The 1849 gold rush, sparked by the discovery of a large gold nuggest in California’s American River, shined a bright light on a lucrative minerals mining industry. As a result, the historic Armador County in California saw many miners over the next 100 years, but closed the doors of their last mine in 1958.
The area was largely dormant until 1998 when Armador County supervisors approved the new Lincoln Gold Mine project. Unfortunately, it took 14 years and more than 40 reviews and permits from different state and federal agencies to get the project underway. It’s no wonder that mining investors largely avoid the United States. Who can afford to wait that long?
he fact that the United States saw three different presidents hold office in the time it took for Sutter Gold Mine Inc. to navigate the complex and outdated permitting process should be a red flag.
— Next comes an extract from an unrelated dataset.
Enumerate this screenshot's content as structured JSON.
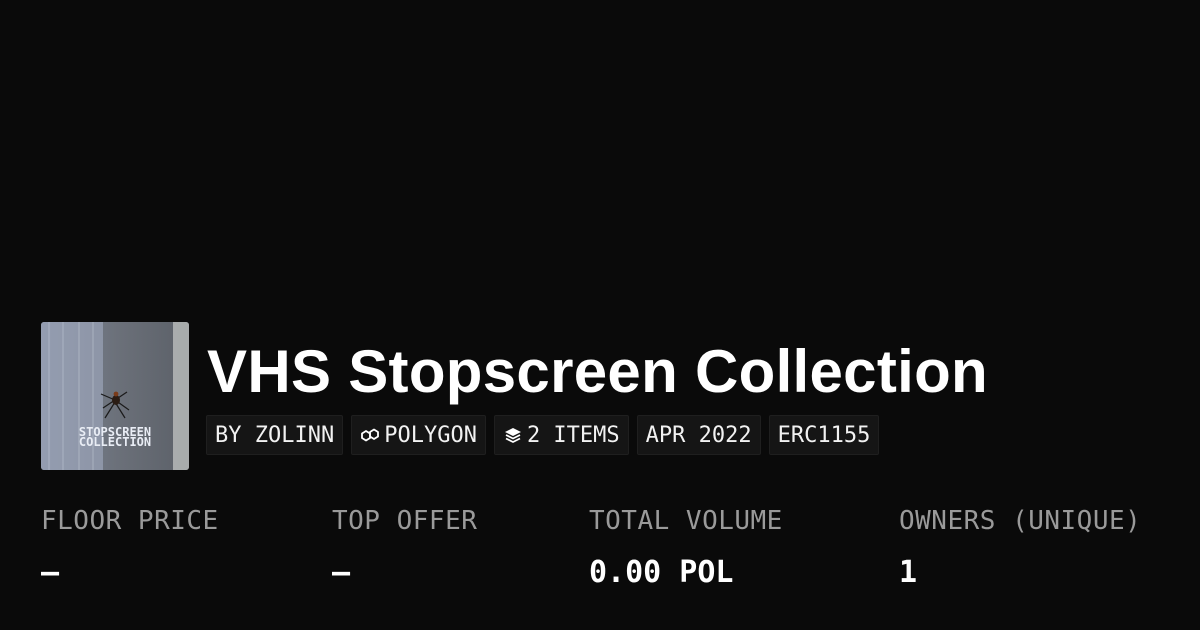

In 2012, Australia and Canada were ranked the best places to invest in minerals mining. Both countries have environmental laws for mining that are similar to U.S. regulations, but have permitting timelines of approximately two years—compared to seven to 10 years (or 14, in Lincoln Gold Mine’s case) in the United States.
In recent years, countries with more efficient permitting strategies attracted 5 to 9 percent more worldwide minerals exploration dollars. Supporting legislation that would reduce permitting delays while maintaining strict environmental safeguards will attract investors in U.S. mining and see our nation benefit from the jobs, economic growth and security minerals can provide.
Learn more about the United States’ lack of coherent minerals mining policy and what you can do to change it.